Some of the girls who showed up at the first day of Camp Maor, a performing arts camp for Orthodox teens and pre-teens in the Pocono mountain range of Pennsylvania, were extroverts, veterans of school plays and performances in front of friends and family. Others were introverts, shy kids who needed a shot of self-confidence.
By the end of this summer’s three-week session, all were old pros.
Camp Maor, which just completed its second year, offers the arts, but within a religious context, giving girls from Orthodox homes training in voice, dance and film. And, of course, there are regular camp activities like canoeing. Some three dozen youngsters, ages 10-15, most from the tri-state area, attended this summer.
“Parents recognize that they want the kids’ summer to be more than [just] fun,” said Sari Kahn, camp director. “They want them to leave with some feeling of accomplishment.”
At the camp, which will become an NCSY program, sponsored by the Orthodox Union, next year, the modestly dressed campers receive instruction from experienced professionals, study Torah, recite daily prayers, observe Shabbat, learn how to bake challahs, prepare final-week shows that included five-minute films, dance recitals, and two performances of “Peter Pan,” insets.
“Everyone had a part in the play. It gave each girl an opportunity to shine on the stage,” Kahn said. Maor, a Hebrew word, means a source of light.
The final spoken performance, for entire families, was followed by a women-only singing version.
It’s hard work, Kahn said. “They are coming to get as much as they can. They work hard. They work together.”

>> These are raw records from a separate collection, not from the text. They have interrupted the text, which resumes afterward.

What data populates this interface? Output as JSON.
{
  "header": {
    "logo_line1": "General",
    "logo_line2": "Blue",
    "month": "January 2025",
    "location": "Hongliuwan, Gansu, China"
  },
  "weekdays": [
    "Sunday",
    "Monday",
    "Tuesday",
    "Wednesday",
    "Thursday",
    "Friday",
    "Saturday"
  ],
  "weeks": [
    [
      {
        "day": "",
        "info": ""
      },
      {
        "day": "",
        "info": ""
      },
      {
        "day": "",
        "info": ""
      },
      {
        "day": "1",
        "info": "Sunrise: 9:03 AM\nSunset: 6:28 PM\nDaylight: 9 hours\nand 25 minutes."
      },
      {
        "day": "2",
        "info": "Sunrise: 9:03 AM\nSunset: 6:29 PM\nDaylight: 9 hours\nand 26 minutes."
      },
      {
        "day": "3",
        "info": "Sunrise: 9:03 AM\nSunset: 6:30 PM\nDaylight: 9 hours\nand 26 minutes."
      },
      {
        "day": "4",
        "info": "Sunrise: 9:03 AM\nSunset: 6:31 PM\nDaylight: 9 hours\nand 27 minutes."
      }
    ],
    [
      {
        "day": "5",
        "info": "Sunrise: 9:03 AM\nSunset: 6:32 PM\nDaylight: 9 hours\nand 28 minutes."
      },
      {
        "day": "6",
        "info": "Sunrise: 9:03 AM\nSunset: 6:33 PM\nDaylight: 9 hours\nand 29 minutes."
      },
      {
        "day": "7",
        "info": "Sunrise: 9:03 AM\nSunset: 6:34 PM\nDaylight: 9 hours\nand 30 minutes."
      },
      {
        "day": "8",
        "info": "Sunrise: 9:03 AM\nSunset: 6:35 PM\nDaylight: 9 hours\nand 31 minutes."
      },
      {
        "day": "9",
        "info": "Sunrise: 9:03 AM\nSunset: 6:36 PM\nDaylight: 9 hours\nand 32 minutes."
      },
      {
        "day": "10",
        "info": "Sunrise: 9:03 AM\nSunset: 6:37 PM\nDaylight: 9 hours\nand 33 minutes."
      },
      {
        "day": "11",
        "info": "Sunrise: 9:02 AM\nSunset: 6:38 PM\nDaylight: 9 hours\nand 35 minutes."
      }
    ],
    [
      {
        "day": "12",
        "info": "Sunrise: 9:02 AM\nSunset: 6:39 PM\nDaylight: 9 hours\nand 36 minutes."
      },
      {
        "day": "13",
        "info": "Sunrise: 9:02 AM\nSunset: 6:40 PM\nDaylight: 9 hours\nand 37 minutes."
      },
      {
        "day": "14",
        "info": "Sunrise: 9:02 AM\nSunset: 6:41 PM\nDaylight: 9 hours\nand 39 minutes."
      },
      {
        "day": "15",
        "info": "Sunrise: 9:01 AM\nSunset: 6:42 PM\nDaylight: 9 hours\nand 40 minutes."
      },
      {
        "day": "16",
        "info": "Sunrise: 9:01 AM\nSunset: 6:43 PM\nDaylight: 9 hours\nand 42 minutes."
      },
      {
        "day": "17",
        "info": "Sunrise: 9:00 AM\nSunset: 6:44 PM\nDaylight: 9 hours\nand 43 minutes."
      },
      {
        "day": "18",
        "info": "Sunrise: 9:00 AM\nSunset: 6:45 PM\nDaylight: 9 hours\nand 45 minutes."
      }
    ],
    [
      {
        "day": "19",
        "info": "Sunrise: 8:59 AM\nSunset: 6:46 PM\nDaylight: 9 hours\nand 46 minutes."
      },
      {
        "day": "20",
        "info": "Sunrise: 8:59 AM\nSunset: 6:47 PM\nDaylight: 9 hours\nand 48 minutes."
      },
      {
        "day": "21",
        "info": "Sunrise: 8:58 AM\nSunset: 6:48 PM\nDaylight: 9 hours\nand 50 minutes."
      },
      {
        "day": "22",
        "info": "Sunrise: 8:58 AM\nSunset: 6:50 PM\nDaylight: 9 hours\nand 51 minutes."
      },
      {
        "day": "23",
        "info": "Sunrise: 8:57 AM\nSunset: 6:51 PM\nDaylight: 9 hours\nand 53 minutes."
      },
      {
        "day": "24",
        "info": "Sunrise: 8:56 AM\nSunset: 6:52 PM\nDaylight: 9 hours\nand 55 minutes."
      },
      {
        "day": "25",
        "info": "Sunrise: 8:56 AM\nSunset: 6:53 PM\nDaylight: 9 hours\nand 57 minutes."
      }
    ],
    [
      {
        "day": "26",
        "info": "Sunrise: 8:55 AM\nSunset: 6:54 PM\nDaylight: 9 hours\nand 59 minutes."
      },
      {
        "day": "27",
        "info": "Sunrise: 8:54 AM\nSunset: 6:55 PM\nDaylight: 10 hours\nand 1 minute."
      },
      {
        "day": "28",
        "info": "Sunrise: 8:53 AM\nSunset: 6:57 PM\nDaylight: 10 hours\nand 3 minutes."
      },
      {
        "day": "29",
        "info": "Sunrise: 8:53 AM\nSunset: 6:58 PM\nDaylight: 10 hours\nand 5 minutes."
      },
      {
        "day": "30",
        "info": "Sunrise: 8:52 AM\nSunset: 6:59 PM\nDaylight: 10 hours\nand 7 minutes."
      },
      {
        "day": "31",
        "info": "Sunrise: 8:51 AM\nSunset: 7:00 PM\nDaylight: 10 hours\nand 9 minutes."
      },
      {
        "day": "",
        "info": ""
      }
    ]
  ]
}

At the final performances, you can’t tell who came as an extrovert and who as an introvert, she said. “It’s pretty even.”